* _DESCRIPTION OF THE TASK_:
The expected output is the data itself, duplicated in full.

* _EXERCISE DATA_:
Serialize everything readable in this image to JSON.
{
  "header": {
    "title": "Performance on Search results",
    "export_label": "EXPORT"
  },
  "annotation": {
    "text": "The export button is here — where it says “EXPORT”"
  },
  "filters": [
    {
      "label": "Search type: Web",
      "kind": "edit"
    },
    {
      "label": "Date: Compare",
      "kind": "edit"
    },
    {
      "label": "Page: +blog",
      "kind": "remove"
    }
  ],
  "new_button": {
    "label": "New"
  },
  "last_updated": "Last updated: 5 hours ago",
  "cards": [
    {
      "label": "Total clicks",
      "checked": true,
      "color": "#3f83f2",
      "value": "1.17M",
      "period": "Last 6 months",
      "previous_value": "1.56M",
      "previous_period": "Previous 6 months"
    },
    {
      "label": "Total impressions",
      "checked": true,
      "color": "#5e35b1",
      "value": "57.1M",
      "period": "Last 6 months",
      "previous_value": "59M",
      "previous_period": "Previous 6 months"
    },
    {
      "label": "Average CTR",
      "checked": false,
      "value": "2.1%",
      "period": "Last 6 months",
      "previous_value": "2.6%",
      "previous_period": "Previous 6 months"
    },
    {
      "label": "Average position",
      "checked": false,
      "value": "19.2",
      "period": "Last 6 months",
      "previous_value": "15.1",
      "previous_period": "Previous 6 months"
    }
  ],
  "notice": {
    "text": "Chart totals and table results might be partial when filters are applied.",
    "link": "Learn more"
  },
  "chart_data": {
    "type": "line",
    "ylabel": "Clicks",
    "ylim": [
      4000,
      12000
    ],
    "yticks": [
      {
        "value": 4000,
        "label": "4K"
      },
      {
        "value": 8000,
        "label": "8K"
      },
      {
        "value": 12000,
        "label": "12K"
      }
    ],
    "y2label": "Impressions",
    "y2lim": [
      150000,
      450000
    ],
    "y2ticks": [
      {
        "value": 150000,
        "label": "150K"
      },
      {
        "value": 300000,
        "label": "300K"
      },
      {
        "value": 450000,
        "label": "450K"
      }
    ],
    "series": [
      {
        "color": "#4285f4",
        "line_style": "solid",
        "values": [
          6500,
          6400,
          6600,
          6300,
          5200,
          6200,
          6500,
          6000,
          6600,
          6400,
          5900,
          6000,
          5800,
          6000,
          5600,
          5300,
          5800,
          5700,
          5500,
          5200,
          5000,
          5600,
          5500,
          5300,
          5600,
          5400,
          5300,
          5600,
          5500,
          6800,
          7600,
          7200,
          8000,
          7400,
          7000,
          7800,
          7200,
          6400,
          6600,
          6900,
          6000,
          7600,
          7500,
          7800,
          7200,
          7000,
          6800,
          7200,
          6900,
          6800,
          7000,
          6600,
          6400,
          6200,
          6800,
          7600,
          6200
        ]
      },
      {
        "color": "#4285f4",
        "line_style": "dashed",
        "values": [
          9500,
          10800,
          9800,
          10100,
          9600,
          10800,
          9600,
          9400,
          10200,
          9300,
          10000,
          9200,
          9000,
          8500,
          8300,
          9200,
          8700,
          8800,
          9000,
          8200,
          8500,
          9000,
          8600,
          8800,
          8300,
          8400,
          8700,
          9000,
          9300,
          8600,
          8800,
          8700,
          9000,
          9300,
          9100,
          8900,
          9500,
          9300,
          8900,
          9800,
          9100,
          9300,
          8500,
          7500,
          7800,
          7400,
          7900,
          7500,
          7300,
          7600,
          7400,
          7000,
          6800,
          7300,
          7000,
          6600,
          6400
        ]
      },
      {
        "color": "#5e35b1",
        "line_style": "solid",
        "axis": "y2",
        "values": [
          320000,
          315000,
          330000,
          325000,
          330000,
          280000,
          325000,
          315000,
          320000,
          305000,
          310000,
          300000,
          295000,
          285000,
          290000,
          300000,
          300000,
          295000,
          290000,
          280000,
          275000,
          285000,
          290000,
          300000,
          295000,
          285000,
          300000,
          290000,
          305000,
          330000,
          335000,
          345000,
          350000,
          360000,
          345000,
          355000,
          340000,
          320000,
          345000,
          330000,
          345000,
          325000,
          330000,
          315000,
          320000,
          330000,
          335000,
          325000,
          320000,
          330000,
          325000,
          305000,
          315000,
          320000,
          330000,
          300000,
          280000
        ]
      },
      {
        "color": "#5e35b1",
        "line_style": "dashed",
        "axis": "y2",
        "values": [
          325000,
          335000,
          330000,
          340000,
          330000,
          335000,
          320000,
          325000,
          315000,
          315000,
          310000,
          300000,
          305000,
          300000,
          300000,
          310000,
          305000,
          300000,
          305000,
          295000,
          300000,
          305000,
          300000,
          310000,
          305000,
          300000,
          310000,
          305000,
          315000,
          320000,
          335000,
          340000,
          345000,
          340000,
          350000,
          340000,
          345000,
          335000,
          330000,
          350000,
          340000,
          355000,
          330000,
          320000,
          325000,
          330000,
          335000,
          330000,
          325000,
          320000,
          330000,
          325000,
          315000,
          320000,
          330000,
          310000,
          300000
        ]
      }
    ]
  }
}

* _EXPECTED ANSWER_:
Serialize everything readable in this image to JSON.
{
  "header": {
    "title": "Performance on Search results",
    "export_label": "EXPORT"
  },
  "annotation": {
    "text": "The export button is here — where it says “EXPORT”"
  },
  "filters": [
    {
      "label": "Search type: Web",
      "kind": "edit"
    },
    {
      "label": "Date: Compare",
      "kind": "edit"
    },
    {
      "label": "Page: +blog",
      "kind": "remove"
    }
  ],
  "new_button": {
    "label": "New"
  },
  "last_updated": "Last updated: 5 hours ago",
  "cards": [
    {
      "label": "Total clicks",
      "checked": true,
      "color": "#3f83f2",
      "value": "1.17M",
      "period": "Last 6 months",
      "previous_value": "1.56M",
      "previous_period": "Previous 6 months"
    },
    {
      "label": "Total impressions",
      "checked": true,
      "color": "#5e35b1",
      "value": "57.1M",
      "period": "Last 6 months",
      "previous_value": "59M",
      "previous_period": "Previous 6 months"
    },
    {
      "label": "Average CTR",
      "checked": false,
      "value": "2.1%",
      "period": "Last 6 months",
      "previous_value": "2.6%",
      "previous_period": "Previous 6 months"
    },
    {
      "label": "Average position",
      "checked": false,
      "value": "19.2",
      "period": "Last 6 months",
      "previous_value": "15.1",
      "previous_period": "Previous 6 months"
    }
  ],
  "notice": {
    "text": "Chart totals and table results might be partial when filters are applied.",
    "link": "Learn more"
  },
  "chart_data": {
    "type": "line",
    "ylabel": "Clicks",
    "ylim": [
      4000,
      12000
    ],
    "yticks": [
      {
        "value": 4000,
        "label": "4K"
      },
      {
        "value": 8000,
        "label": "8K"
      },
      {
        "value": 12000,
        "label": "12K"
      }
    ],
    "y2label": "Impressions",
    "y2lim": [
      150000,
      450000
    ],
    "y2ticks": [
      {
        "value": 150000,
        "label": "150K"
      },
      {
        "value": 300000,
        "label": "300K"
      },
      {
        "value": 450000,
        "label": "450K"
      }
    ],
    "series": [
      {
        "color": "#4285f4",
        "line_style": "solid",
        "values": [
          6500,
          6400,
          6600,
          6300,
          5200,
          6200,
          6500,
          6000,
          6600,
          6400,
          5900,
          6000,
          5800,
          6000,
          5600,
          5300,
          5800,
          5700,
          5500,
          5200,
          5000,
          5600,
          5500,
          5300,
          5600,
          5400,
          5300,
          5600,
          5500,
          6800,
          7600,
          7200,
          8000,
          7400,
          7000,
          7800,
          7200,
          6400,
          6600,
          6900,
          6000,
          7600,
          7500,
          7800,
          7200,
          7000,
          6800,
          7200,
          6900,
          6800,
          7000,
          6600,
          6400,
          6200,
          6800,
          7600,
          6200
        ]
      },
      {
        "color": "#4285f4",
        "line_style": "dashed",
        "values": [
          9500,
          10800,
          9800,
          10100,
          9600,
          10800,
          9600,
          9400,
          10200,
          9300,
          10000,
          9200,
          9000,
          8500,
          8300,
          9200,
          8700,
          8800,
          9000,
          8200,
          8500,
          9000,
          8600,
          8800,
          8300,
          8400,
          8700,
          9000,
          9300,
          8600,
          8800,
          8700,
          9000,
          9300,
          9100,
          8900,
          9500,
          9300,
          8900,
          9800,
          9100,
          9300,
          8500,
          7500,
          7800,
          7400,
          7900,
          7500,
          7300,
          7600,
          7400,
          7000,
          6800,
          7300,
          7000,
          6600,
          6400
        ]
      },
      {
        "color": "#5e35b1",
        "line_style": "solid",
        "axis": "y2",
        "values": [
          320000,
          315000,
          330000,
          325000,
          330000,
          280000,
          325000,
          315000,
          320000,
          305000,
          310000,
          300000,
          295000,
          285000,
          290000,
          300000,
          300000,
          295000,
          290000,
          280000,
          275000,
          285000,
          290000,
          300000,
          295000,
          285000,
          300000,
          290000,
          305000,
          330000,
          335000,
          345000,
          350000,
          360000,
          345000,
          355000,
          340000,
          320000,
          345000,
          330000,
          345000,
          325000,
          330000,
          315000,
          320000,
          330000,
          335000,
          325000,
          320000,
          330000,
          325000,
          305000,
          315000,
          320000,
          330000,
          300000,
          280000
        ]
      },
      {
        "color": "#5e35b1",
        "line_style": "dashed",
        "axis": "y2",
        "values": [
          325000,
          335000,
          330000,
          340000,
          330000,
          335000,
          320000,
          325000,
          315000,
          315000,
          310000,
          300000,
          305000,
          300000,
          300000,
          310000,
          305000,
          300000,
          305000,
          295000,
          300000,
          305000,
          300000,
          310000,
          305000,
          300000,
          310000,
          305000,
          315000,
          320000,
          335000,
          340000,
          345000,
          340000,
          350000,
          340000,
          345000,
          335000,
          330000,
          350000,
          340000,
          355000,
          330000,
          320000,
          325000,
          330000,
          335000,
          330000,
          325000,
          320000,
          330000,
          325000,
          315000,
          320000,
          330000,
          310000,
          300000
        ]
      }
    ]
  }
}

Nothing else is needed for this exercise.